Crawford had spent a couple of years on the books at St James’ Park by the time he made two appearances for the club under Kenny Dalglish in the space of six days in March 1997.

After being introduced as a substitute for Les Ferdinand in a 4-3 defeat at Liverpool, he came off the bench to replace David Ginola in a 4-0 home win over Coventry City.

soccer-newcastle-united-v-psv-eindhoven Crawford at Newcastle United. Source: EMPICS Sport

Crawford’s time at Newcastle was hindered by injuries, although he’s pragmatic when reflecting on his prospects of establishing himself in the team. 

“Just when you started seeing a little bit of light, in comes David Batty,” he told The42 in an interview last July. “The pressure was always on. You had Lee Clark, who was a fantastic player. I’m looking at him, saying: Right, Jim. That’s the level.

“Lee probably would have felt hard done by that David Batty went straight in, because Lee was playing exceptionally well at the time. Lee was on the bench and I’m looking at it then, going: Right, Newcastle is probably too big of a club here and you have to go elsewhere.”

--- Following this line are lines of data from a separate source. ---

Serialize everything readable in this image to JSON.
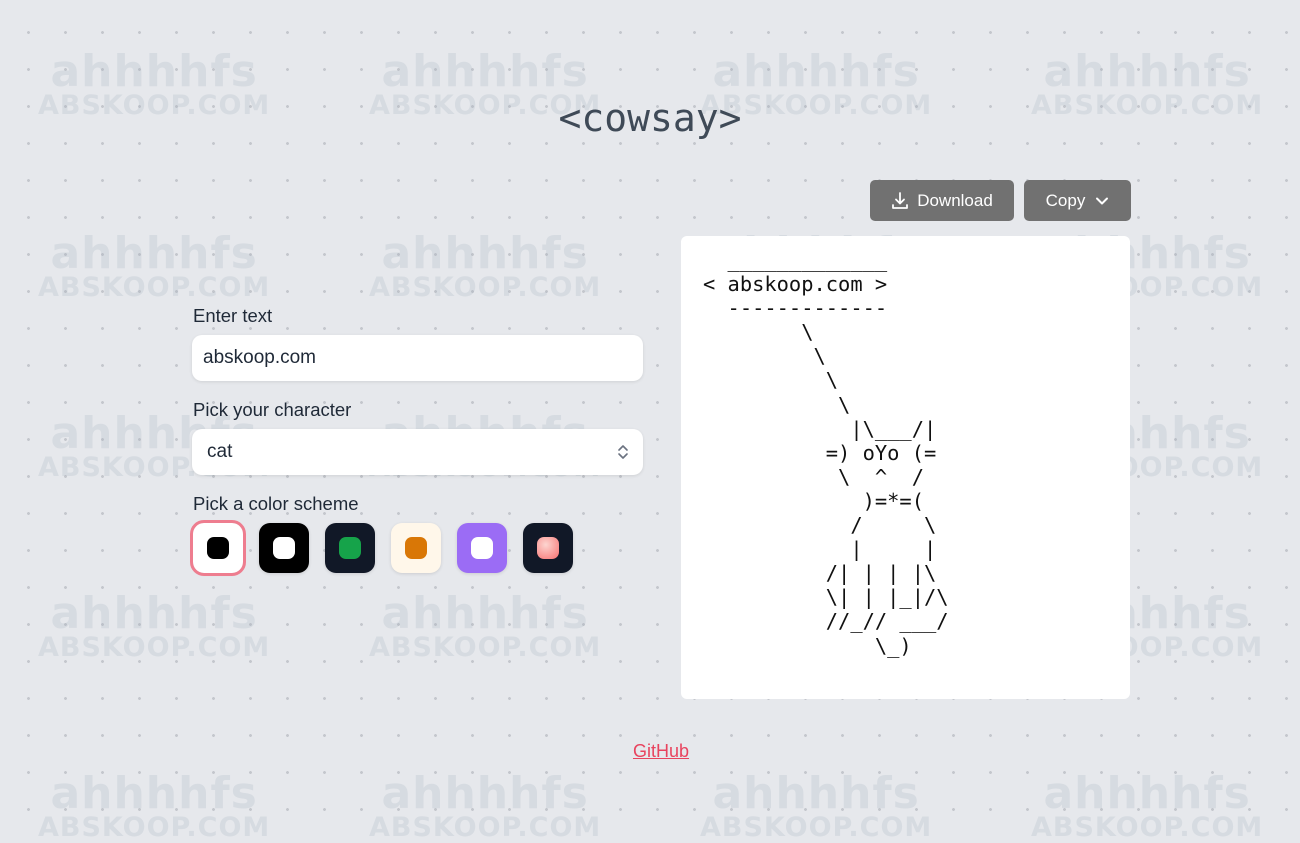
{
  "watermark": {
    "line1": "ahhhhfs",
    "line2": "ABSKOOP.COM"
  },
  "title": "<cowsay>",
  "form": {
    "text_label": "Enter text",
    "text_value": "abskoop.com",
    "character_label": "Pick your character",
    "character_value": "cat",
    "color_label": "Pick a color scheme",
    "color_schemes": [
      {
        "name": "black-on-white",
        "bg": "#ffffff",
        "fg": "#000000",
        "selected": true
      },
      {
        "name": "white-on-black",
        "bg": "#000000",
        "fg": "#ffffff",
        "selected": false
      },
      {
        "name": "green-on-dark",
        "bg": "#111827",
        "fg": "#16a34a",
        "selected": false
      },
      {
        "name": "orange-on-cream",
        "bg": "#fff7ea",
        "fg": "#d97706",
        "selected": false
      },
      {
        "name": "white-on-purple",
        "bg": "#9b6cf5",
        "fg": "#ffffff",
        "selected": false
      },
      {
        "name": "coral-on-dark",
        "bg": "#111827",
        "fg": "#f87171",
        "selected": false
      }
    ]
  },
  "toolbar": {
    "download_label": "Download",
    "download_icon": "download-icon",
    "copy_label": "Copy",
    "copy_icon": "chevron-down-icon"
  },
  "output": {
    "ascii": "  _____________\n< abskoop.com >\n  -------------\n        \\\n         \\\n          \\\n           \\\n            |\\___/|\n          =) oYo (=\n           \\  ^  /\n             )=*=(\n            /     \\\n            |     |\n          /| | | |\\\n          \\| | |_|/\\\n          //_// ___/\n              \\_)"
  },
  "footer": {
    "github_label": "GitHub"
  }
}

Loan moves to Rotherham United and Dundee United were followed by a stint at Reading, before Crawford returned to the League of Ireland to join Shelbourne in 2000.

During a hugely successful spell at Tolka Park, he became a four-time Premier Division winner and was a member of the Shels side that advanced to a tie against Deportivo La Coruna in the third qualifying round of the Champions League.

He brought his playing career to an end with a short spell at Sporting Fingal in 2008, a year which also saw him take his first steps in management as he took charge of Shamrock Rovers on an interim basis following the dismissal of Pat Scully.

Having initially worked for the FAI as a development officer, Crawford assisted former Ireland U19 manager Paul Doolin before being appointed U18 boss in 2016. That role was filled by Andy Reid last year when Crawford teamed up with Stephen Kenny in the U21 set-up. 

stephen-kenny-with-jim-crawford Crawford takes the Ireland U21 reins from Stephen Kenny. Source: Morgan Treacy/INPHO

“To be the first U21 team in history to qualify for a European finals would be just unbelievable for the country, for the players, for the coaches of the country, for the association, for everybody,” he said following this week’s confirmation of his appointment as U21 manager.

In their efforts to qualify for a tournament that has been deferred until 2022 due to the Covid-19 crisis, Ireland will complete their Group 1 campaign with games against Iceland, Luxembourg and Italy, which are all to be given new dates. The young Boys in Green hold a three-point lead at the top of the table, but Italy have played two games fewer.

Crawford added: “It’s a big challenge because the three games that are left are huge games. We all know about Iceland and the challenges they bring. Going away to Luxembourg and the way they play, they’ll make it difficult for us. And then obviously the Italians are hot favourites for the group.

“Going into this whole campaign we were fourth seeds, so to be sitting on top of the group now is fantastic. But there’s still loads more work to do.”

Crawford won’t be surprised if he’s forced to plan without key men who are summoned for senior involvement, and he expressed confidence in the depth of the pool of players available to him.

“I’ve been involved in international football now for quite a while and I’ve always been saying it that there’s real talent coming through the system and I think it’s there for everybody to see.

“There’s quite a few players that just might make the push up to the senior team earlier than expected. It’s up to me to fill those voids that the players have left behind. But I still know that underneath the group of U21 players at this present time, there is a lot of talent.” 

The42 is on Instagram! Tap the button below on your phone to follow us!

About the author:

Paul Dollery

Read next:

COMMENTS (8)

This is YOUR comments community. Stay civil, stay constructive, stay on topic. Please familiarise yourself with our comments policy here before taking part.
write a comment

    Leave a commentcancel